Selected abstracts of the Third World Congress of the Ukrainian Medical Association: Medical Consequences of the Chernobyl Disaster, Health Physics Volume 61 (1991) 151-154.
Taken directly from the proceedings of the Congress in Kyiv in August 1990.

Carr F Jr, Kennedy RA and Mahaffey JA ChernoLit: Chernobyl Bibliographic Search, Pacific Northwest Laboratory Operated for the US Department of Energy by Battelle Memorial Institute PNL-7992 UC-402 March 1992.
(Contains 4,500 references concerning accident, including abstracts). A must for the serious researcher (NB there may well be more recent versions of this software).

Merwin SE and Balonov MI (Editors). The Chernobyl Papers Volume I. Doses to the Soviet Population and Early Health Effects Studies. Research Enterprises Publishing Segment (Richland, Washington) 1993 pp 439.
The volume covers topics such as the early medical response to the accident, clarifies the earlier meteorological data, and sheds light on the agricultural conditions following the accident as well as providing estimates of population doses. The editorial review board lists RL Kathren, WJ Bair, MC Eisenbud, JR Johnson, RV Osborne and RC Thompson; this will impress you if you work in the field of radiological protection but won't if you happen to dislike anything to do with the words "nuclear" or "radiation". The choice is all yours!

Sich AR, Borovoi AA and Rasmussen NC. The Chernobyl Accident Revisited: Source Term Analysis and Reconstruction of Events During the Active Phase. Massachusetts Institute of Technology, Department of Nuclear Engineering MITNE-306. January 1994. pp 411.
Heavy 'n esoteric stuff; Sich is a recent PhD graduate, Borovoi is from Ukraine and Rasmussen is a well known Nuclear Engineer.

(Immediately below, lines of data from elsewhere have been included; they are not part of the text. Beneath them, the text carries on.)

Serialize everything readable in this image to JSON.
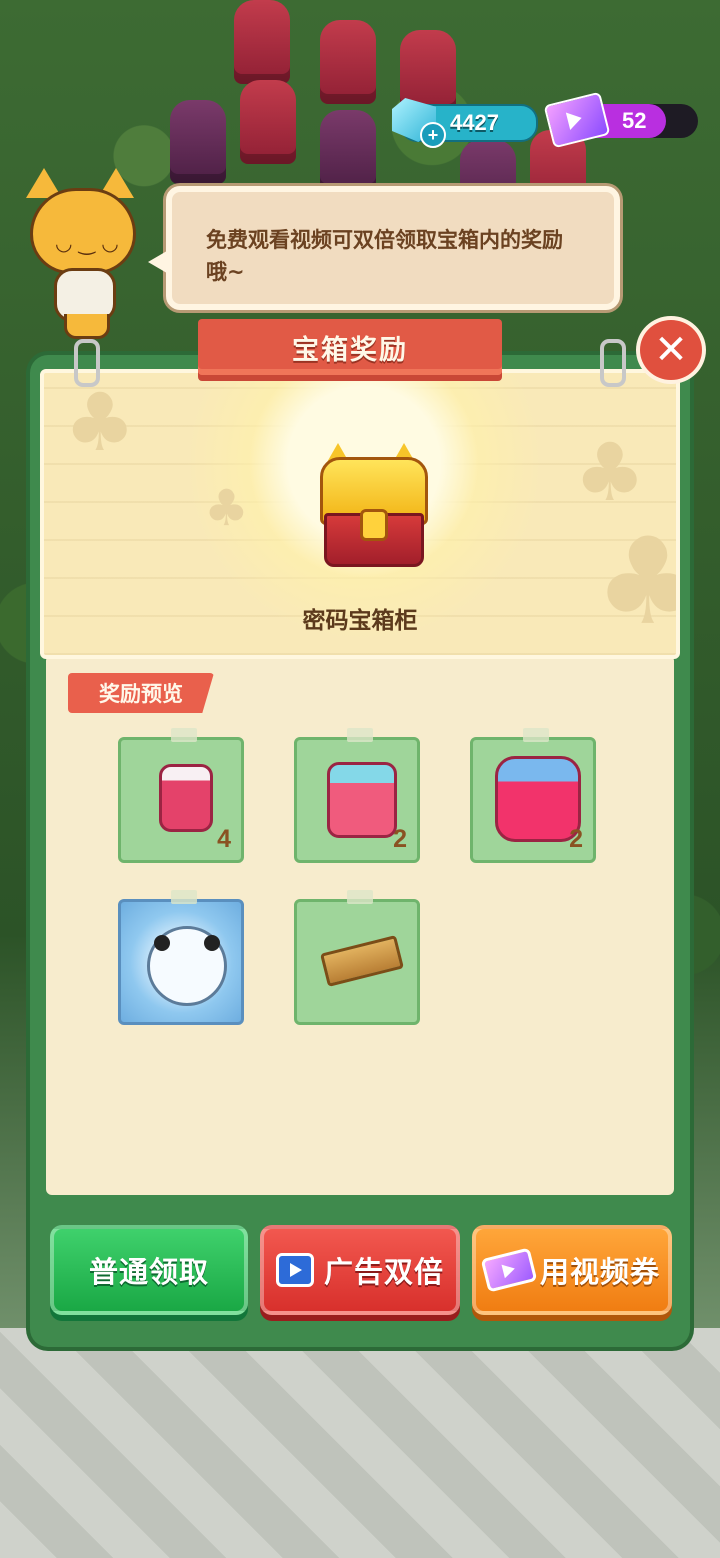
{
  "hud": {
    "gems": "4427",
    "video_tickets": "52"
  },
  "mascot": {
    "speech": "免费观看视频可双倍领取宝箱内的奖励哦~"
  },
  "dialog": {
    "title": "宝箱奖励",
    "close_icon": "✕",
    "chest_name": "密码宝箱柜",
    "preview_label": "奖励预览",
    "rewards": [
      {
        "icon": "small-cherry-jam-jar",
        "qty": "4"
      },
      {
        "icon": "medium-cherry-jam-jar",
        "qty": "2"
      },
      {
        "icon": "large-ribbon-jam-jar",
        "qty": "2"
      },
      {
        "icon": "panda-bun-decoration",
        "qty": ""
      },
      {
        "icon": "wooden-plank",
        "qty": ""
      }
    ]
  },
  "buttons": {
    "normal_claim": "普通领取",
    "ad_double": "广告双倍",
    "use_video_ticket": "用视频券"
  },
  "colors": {
    "panel_green": "#3f8a4d",
    "ribbon_red": "#e15a46",
    "claim_green": "#1aa845",
    "ad_red": "#d8302c",
    "ticket_orange": "#f07d12"
  }
}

Schull WJ. Effects of Atomic Radiation: A Half-Century of Studies from Hiroshima and Nagasaki Wiley-Liss (New York) 1995.
Although not directly related to Chornobyl, this is an excellent summary of what has been learnt from 50 years of investigation by the Atomic Bomb Casualty Commission (now called the Radiation Effects Research Foundation); this study may offer a glimpse of the scientific and medical knowledge which may emerge over the next 50 years by studying those exposed to radiation from the Chornobyl accident.

Huda W. Medical Consequences of Chernobyl. Journal of Ukrainian Studies Volume 11 (Summer 1986) 35-52.
Written in the summer of 1986 when reliable information was very hard to come by, it will be of interest to see how the predictions made at that time stand up to historical scrutiny.

Huda W, Sourkes AM and Tracy BL. Chernobyl - The Radiological Impact on Canada. Journal of the Canadian Association of Radiologists Volume 39 (1998) 37-41
Although the doses to Canadians were in fact trivial, it was notable that radioactive fall out was detected over the whole of Canada for a period of about a month and actually resulted in "measurable" doses to the Canadian population.

Huda W and Kozak R. Medical (Radiation) Problems from Chernobyl. Health Physics Newsletter January 1992 22-23.
Focus of this article was on thyroid cancers, especially in children.

Walter Huda can be contacted at the
Department of Radiology,
Box 100374
University of Florida
Gainesville, FL 32610-0374
Phone: (352) 395 0293
FAX (352) 395 0279

Copyright 1995
Walter Huda
All Rights Reserved